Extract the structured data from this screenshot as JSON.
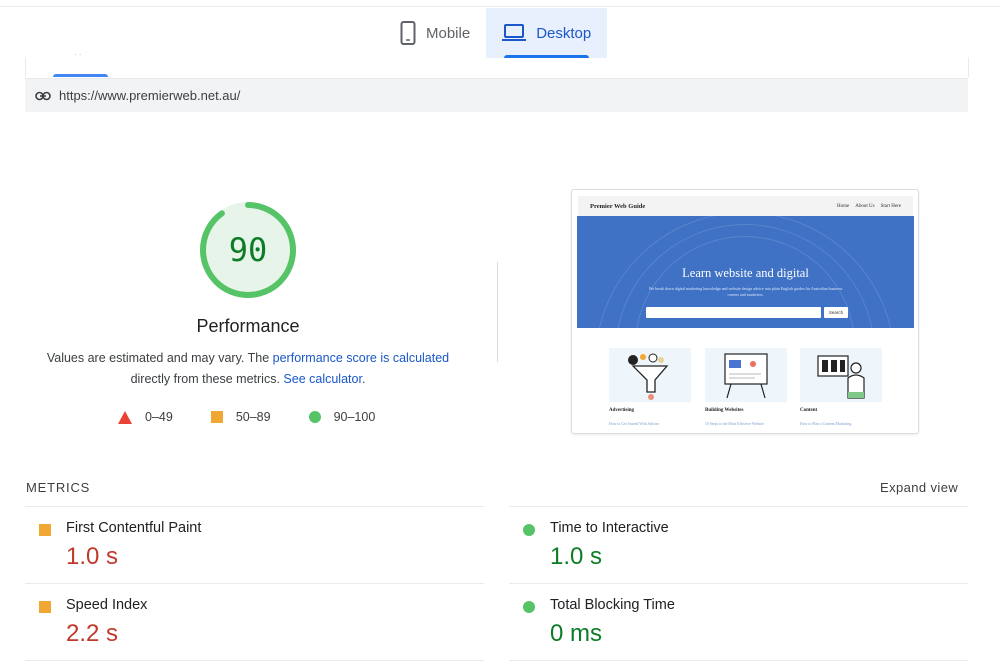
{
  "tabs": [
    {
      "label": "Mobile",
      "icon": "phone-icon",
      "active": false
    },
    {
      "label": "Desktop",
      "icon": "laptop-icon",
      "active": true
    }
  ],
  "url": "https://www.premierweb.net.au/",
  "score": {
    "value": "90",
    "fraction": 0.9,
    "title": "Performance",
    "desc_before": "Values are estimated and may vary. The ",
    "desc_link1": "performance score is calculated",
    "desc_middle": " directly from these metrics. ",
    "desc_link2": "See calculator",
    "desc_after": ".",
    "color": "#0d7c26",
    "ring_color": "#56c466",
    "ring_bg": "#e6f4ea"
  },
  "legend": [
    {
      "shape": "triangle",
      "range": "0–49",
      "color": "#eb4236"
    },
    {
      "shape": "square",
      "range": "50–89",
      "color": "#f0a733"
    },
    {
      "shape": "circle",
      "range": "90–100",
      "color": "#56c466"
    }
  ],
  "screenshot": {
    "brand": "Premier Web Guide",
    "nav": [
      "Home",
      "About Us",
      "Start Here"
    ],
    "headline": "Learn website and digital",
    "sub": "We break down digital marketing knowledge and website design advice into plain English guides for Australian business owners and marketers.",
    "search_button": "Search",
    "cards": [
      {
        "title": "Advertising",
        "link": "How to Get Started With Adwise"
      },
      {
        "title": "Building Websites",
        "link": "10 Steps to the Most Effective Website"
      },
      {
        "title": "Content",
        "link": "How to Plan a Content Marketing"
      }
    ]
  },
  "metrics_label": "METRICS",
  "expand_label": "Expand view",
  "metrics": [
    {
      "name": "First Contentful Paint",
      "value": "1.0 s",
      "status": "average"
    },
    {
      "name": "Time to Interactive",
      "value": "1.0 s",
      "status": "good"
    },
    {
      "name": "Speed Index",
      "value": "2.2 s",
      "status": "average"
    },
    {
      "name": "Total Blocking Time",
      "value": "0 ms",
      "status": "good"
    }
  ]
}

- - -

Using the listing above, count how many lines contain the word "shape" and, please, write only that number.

3